▶ [Task instructions]:
Scan the entries that follow and copy out every line containing "true".

Start of Available data

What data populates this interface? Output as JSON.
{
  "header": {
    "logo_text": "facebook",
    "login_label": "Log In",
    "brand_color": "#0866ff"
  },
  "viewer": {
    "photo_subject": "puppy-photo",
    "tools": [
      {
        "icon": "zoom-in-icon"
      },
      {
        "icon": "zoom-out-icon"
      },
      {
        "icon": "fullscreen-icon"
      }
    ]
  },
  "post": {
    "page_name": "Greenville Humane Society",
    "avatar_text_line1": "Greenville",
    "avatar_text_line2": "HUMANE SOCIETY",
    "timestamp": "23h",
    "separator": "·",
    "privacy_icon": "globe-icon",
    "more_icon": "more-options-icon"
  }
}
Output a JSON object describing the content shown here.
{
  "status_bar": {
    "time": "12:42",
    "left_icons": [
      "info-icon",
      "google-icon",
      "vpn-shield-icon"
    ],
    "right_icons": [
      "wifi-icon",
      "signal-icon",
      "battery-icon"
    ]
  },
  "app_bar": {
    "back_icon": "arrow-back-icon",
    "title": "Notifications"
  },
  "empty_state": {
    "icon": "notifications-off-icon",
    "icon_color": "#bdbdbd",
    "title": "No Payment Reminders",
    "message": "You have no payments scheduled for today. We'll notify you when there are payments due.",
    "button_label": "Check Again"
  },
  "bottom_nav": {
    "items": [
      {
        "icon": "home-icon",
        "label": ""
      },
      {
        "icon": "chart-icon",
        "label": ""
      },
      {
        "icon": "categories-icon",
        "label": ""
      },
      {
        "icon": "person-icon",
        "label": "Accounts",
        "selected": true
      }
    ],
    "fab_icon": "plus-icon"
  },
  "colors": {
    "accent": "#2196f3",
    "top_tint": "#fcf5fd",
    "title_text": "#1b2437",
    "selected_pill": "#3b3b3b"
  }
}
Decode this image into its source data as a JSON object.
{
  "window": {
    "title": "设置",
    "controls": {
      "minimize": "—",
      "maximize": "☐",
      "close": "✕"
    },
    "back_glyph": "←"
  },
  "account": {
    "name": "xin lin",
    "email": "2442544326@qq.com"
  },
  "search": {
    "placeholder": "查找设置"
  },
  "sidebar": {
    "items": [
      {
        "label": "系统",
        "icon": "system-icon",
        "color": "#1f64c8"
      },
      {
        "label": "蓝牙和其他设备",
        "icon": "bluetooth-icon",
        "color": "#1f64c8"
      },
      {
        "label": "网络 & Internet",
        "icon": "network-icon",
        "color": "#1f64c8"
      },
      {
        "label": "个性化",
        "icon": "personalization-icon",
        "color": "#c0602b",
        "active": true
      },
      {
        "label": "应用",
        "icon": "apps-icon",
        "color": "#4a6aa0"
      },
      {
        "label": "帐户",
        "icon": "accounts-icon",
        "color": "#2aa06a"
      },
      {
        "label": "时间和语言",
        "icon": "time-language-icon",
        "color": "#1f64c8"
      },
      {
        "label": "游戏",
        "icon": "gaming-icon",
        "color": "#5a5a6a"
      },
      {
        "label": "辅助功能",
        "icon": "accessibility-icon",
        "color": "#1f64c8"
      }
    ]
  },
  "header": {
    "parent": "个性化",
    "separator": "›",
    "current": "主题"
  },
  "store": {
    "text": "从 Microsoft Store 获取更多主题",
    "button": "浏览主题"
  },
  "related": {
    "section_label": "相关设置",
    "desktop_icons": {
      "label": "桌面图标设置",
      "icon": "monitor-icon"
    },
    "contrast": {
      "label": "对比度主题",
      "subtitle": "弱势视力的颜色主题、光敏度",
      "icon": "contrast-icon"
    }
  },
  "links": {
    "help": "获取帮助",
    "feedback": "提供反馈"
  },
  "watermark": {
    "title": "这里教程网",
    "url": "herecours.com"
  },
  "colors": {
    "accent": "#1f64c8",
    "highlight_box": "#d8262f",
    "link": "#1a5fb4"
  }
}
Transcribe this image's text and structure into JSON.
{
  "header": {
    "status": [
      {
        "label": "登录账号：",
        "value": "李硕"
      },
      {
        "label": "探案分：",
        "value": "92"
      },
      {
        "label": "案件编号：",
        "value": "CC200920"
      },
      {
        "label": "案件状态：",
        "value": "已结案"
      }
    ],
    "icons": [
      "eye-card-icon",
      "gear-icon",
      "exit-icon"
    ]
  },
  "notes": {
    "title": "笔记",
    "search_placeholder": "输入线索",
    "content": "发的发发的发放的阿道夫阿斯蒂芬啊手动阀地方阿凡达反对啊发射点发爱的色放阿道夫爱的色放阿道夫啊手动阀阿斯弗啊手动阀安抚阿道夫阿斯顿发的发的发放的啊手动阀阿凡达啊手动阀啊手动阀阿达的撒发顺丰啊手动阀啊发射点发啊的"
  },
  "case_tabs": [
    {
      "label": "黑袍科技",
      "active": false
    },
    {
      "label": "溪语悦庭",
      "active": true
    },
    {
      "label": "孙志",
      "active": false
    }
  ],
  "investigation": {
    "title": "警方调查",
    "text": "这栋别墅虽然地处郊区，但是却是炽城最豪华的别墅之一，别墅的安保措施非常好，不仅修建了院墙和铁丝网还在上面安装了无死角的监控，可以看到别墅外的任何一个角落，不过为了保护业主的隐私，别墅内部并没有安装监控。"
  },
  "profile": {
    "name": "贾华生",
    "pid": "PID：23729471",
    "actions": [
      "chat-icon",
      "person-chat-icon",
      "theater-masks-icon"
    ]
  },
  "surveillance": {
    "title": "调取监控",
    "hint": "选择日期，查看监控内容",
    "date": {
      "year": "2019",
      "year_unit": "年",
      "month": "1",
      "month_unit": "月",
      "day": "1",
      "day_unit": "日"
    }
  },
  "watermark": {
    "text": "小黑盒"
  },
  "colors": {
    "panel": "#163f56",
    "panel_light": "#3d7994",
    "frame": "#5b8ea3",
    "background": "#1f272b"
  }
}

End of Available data

▶ [Solution for this problem]:
        "selected": true
        "active": true
      "active": true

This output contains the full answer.